One thing that is certain is that 2017 is going to be an uncertain year for employment law. Changes that could make a big difference to many organizations can be expected to be rolled out by the new administration. A fact of additional significance to employers is that there has been a steady increase in the number of employment lawsuits of late.
In 2016, enforcement actions by the Equal Employment Opportunity Commission (EEOC) gave the agency a staggering amount of between $ 350 and $ 400 million in monetary damages. This has been the highest recovery ever from the time it was created in 1965. Not surprisingly, the number of claims filed by employees with this Commission has reached record levels in the last three years.
Lack of knowledge of the law is at the root of lawsuits
Most of these lawsuits are a result of the lack of understanding that employers have of workplace issues. Companies in which the managements are ignorant about these issues or choose to overlook them end up facing a host of issues such as:
o Discrimination suits
o Employee turnover
o Unplanned expenses
o Lawyer fees
o Low morale on the part of employees
o A bad beating to their image.
The means to avoiding such scenarios is for organizations to grasp the enormity of these actions. If they have to avoid litigation and other reputation-damaging actions; they need to be aware of the employment law regulations and be compliant with these.

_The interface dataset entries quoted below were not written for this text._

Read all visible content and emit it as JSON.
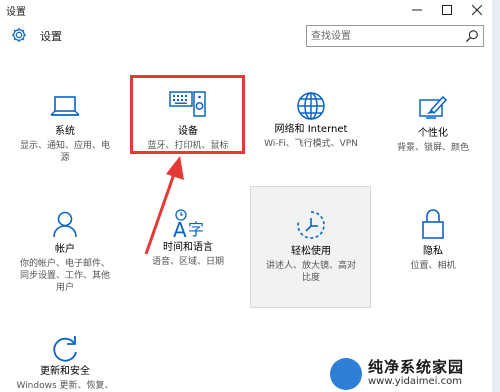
{
  "window": {
    "title": "设置"
  },
  "header": {
    "title": "设置"
  },
  "search": {
    "placeholder": "查找设置"
  },
  "accent": "#0a64c8",
  "highlight_color": "#e53935",
  "tiles": [
    {
      "name": "系统",
      "desc": "显示、通知、应用、电\n源",
      "icon": "laptop-icon"
    },
    {
      "name": "设备",
      "desc": "蓝牙、打印机、鼠标",
      "icon": "devices-icon"
    },
    {
      "name": "网络和 Internet",
      "desc": "Wi-Fi、飞行模式、VPN",
      "icon": "globe-icon"
    },
    {
      "name": "个性化",
      "desc": "背景、锁屏、颜色",
      "icon": "personalization-icon"
    },
    {
      "name": "帐户",
      "desc": "你的帐户、电子邮件、\n同步设置、工作、其他\n用户",
      "icon": "person-icon"
    },
    {
      "name": "时间和语言",
      "desc": "语音、区域、日期",
      "icon": "time-language-icon"
    },
    {
      "name": "轻松使用",
      "desc": "讲述人、放大镜、高对\n比度",
      "icon": "ease-of-access-icon"
    },
    {
      "name": "隐私",
      "desc": "位置、相机",
      "icon": "lock-icon"
    },
    {
      "name": "更新和安全",
      "desc": "Windows 更新、恢复、",
      "icon": "update-icon"
    }
  ],
  "watermark": {
    "text": "纯净系统家园",
    "url": "www.yidaimei.com"
  }
}
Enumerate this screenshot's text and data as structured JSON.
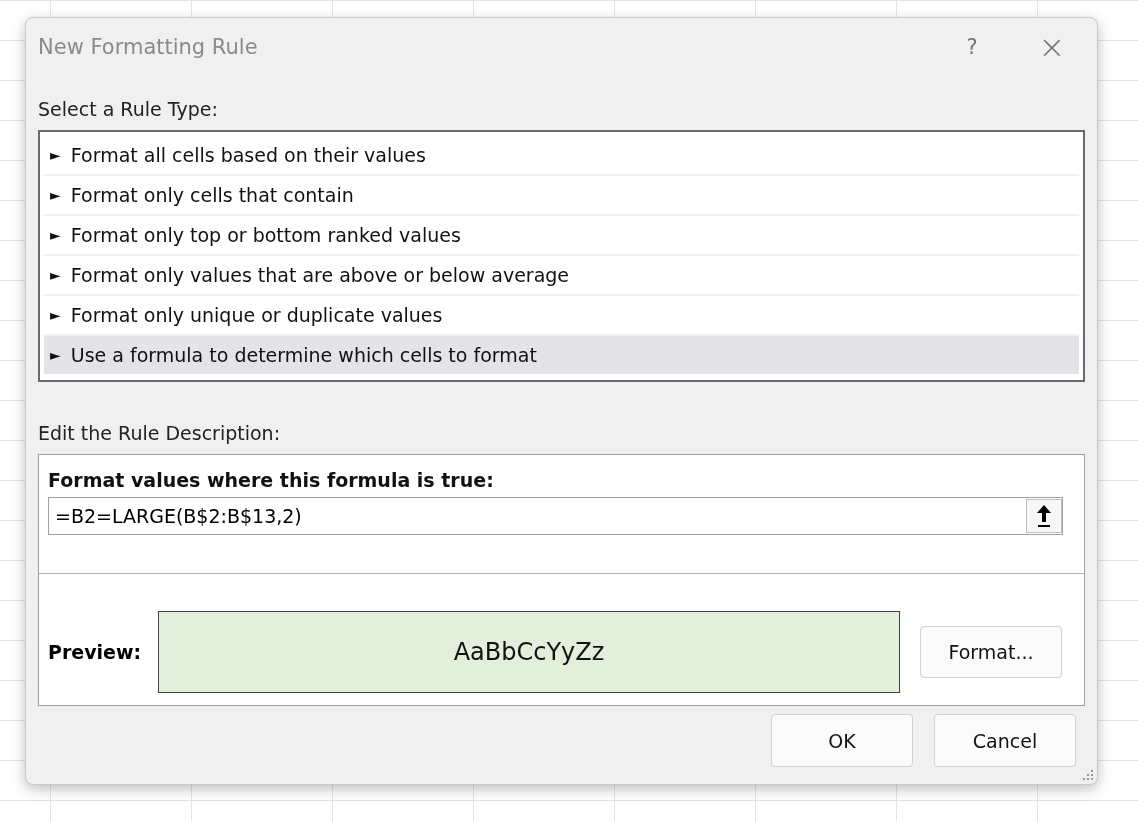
{
  "window": {
    "title": "New Formatting Rule",
    "help": "?",
    "close": "×"
  },
  "rule_type": {
    "label": "Select a Rule Type:",
    "items": [
      {
        "arrow": "►",
        "label": "Format all cells based on their values",
        "selected": false
      },
      {
        "arrow": "►",
        "label": "Format only cells that contain",
        "selected": false
      },
      {
        "arrow": "►",
        "label": "Format only top or bottom ranked values",
        "selected": false
      },
      {
        "arrow": "►",
        "label": "Format only values that are above or below average",
        "selected": false
      },
      {
        "arrow": "►",
        "label": "Format only unique or duplicate values",
        "selected": false
      },
      {
        "arrow": "►",
        "label": "Use a formula to determine which cells to format",
        "selected": true
      }
    ]
  },
  "description": {
    "label": "Edit the Rule Description:",
    "formula_label": "Format values where this formula is true:",
    "formula": "=B2=LARGE(B$2:B$13,2)",
    "preview_label": "Preview:",
    "preview_text": "AaBbCcYyZz",
    "format_button": "Format..."
  },
  "buttons": [
    "OK",
    "Cancel"
  ]
}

They also need to be clear in their understanding of what to expect from the new administration.
A session to help get thorough understanding of employment laws

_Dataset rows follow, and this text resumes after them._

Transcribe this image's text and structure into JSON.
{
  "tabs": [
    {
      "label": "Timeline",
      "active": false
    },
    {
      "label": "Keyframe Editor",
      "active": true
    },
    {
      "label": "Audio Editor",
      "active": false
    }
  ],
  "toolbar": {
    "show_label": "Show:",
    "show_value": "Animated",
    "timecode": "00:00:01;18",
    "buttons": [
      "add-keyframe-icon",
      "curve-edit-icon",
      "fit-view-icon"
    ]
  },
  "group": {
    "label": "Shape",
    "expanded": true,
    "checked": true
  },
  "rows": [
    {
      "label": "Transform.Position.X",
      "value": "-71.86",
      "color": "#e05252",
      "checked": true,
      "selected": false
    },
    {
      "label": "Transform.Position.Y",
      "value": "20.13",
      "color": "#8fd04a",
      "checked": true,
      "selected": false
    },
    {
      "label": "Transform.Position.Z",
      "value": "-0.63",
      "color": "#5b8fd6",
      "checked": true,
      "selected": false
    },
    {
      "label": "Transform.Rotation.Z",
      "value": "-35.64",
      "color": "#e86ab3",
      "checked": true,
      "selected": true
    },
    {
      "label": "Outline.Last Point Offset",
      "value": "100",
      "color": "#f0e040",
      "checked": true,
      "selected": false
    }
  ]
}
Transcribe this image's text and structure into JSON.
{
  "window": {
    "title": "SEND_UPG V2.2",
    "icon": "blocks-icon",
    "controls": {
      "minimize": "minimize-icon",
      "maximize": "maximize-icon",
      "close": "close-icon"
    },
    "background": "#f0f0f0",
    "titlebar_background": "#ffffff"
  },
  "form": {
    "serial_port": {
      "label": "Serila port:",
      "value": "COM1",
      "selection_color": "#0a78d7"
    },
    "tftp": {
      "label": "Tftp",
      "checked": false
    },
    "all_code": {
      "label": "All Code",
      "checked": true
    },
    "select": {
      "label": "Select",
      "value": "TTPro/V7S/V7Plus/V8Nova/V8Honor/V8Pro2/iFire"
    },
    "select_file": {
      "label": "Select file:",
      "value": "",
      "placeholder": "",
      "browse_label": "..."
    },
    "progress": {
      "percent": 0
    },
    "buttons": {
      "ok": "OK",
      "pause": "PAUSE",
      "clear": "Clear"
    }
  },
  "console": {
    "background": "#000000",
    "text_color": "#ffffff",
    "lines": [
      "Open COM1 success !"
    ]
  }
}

It is to impart understanding of these topics that a GlobalCompliancePanel, a leading global name in the field of regulatory compliance trainings, will be organizing a two-day seminar. Vanessa G. Nelson, who is founder and President of award-winning Expert Human Resources, which she founded to help companies maintain employment law compliance, avoid workplace litigation, maximize human capital, create great teams, and reduce costs, will be the Director of this course.

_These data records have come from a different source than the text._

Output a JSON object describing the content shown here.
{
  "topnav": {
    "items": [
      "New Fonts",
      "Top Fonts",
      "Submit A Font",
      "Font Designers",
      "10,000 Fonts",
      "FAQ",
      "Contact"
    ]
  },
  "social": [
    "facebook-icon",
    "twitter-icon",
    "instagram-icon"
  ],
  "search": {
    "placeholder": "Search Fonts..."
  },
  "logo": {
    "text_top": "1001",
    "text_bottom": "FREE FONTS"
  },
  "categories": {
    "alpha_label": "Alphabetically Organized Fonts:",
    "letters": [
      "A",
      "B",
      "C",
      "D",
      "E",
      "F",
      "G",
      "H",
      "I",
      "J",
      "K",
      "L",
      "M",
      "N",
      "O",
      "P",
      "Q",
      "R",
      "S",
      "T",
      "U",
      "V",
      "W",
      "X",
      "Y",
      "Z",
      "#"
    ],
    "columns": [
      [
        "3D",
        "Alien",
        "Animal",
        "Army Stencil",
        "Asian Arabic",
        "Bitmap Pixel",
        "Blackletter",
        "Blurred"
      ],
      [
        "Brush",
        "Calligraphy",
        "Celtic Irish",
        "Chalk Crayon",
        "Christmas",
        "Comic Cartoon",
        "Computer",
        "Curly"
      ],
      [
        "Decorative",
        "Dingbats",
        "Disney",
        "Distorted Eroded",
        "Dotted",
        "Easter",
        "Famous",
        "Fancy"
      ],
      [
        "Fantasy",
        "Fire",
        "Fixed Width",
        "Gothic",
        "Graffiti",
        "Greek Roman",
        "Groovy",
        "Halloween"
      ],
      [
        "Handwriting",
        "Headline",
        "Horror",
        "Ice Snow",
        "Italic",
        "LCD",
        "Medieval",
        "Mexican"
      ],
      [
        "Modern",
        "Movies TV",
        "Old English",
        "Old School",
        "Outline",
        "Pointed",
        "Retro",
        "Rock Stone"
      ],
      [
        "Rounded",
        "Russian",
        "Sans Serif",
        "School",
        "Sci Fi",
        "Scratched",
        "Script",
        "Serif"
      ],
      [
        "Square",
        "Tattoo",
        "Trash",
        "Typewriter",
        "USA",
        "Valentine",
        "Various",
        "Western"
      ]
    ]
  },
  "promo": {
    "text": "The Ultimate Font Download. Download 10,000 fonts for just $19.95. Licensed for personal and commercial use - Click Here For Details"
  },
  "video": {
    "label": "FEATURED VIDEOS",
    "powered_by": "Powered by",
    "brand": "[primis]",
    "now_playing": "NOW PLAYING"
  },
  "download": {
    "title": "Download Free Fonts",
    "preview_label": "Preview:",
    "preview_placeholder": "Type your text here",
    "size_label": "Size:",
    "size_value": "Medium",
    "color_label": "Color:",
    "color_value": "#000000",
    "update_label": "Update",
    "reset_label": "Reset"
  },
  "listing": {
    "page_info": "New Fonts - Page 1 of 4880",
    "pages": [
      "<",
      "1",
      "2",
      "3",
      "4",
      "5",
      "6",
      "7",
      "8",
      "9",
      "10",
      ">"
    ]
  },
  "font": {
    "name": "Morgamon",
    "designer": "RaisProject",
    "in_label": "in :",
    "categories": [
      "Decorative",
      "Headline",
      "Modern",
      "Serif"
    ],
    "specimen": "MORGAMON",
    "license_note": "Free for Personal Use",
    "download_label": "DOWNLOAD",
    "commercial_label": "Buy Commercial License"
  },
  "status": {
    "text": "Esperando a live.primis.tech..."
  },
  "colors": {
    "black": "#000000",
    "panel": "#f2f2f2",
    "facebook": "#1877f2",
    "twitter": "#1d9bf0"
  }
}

To get complete understanding of all the crucial aspects of human resource law, the ways by which to comply with employment laws and regulations and the potential impact on employment law from the actions of the new administration; please register for this seminar by visiting http://www.globalcompliancepanel.com/control/globalseminars/~product_id=900898SEMINAR?artipot_SEO .
A clear roadmap to advanced human resources and employment law
The essence of this seminar is the roadmap to advanced human resources and employment law that Vanessa will lay out for the participants. Given the factors described above; this understanding is critical, no matter what the size of the organization. The right grasp of employment laws and HR practices is essential if organizations have to become successful at their business. The Director of this seminar will simplify the complex nature and the huge number and variety of employment laws and the issues relating to them.
Participants will able to learn the ways of dealing with often muddling human resource situations and how to apply relevant employment laws correctly to avoid problems. A look at the cost of litigation will perhaps give some idea about the need for employers to remain compliant with the employment laws: Without lawyer fees, a lawsuit costs $ 165,000 on average. The cost of a case that goes to trial is exorbitant: It is in excess of a million dollars, and comes with the strong prospect of imprisonment for noncompliance with employment.
These facts make this seminar highly useful for people who hold positions that relate to employment law in organizations, such as CEO, COO, Directors, Business Owners, HR Representatives, Managers and Supervisors.
By AnandKZ from Pixabay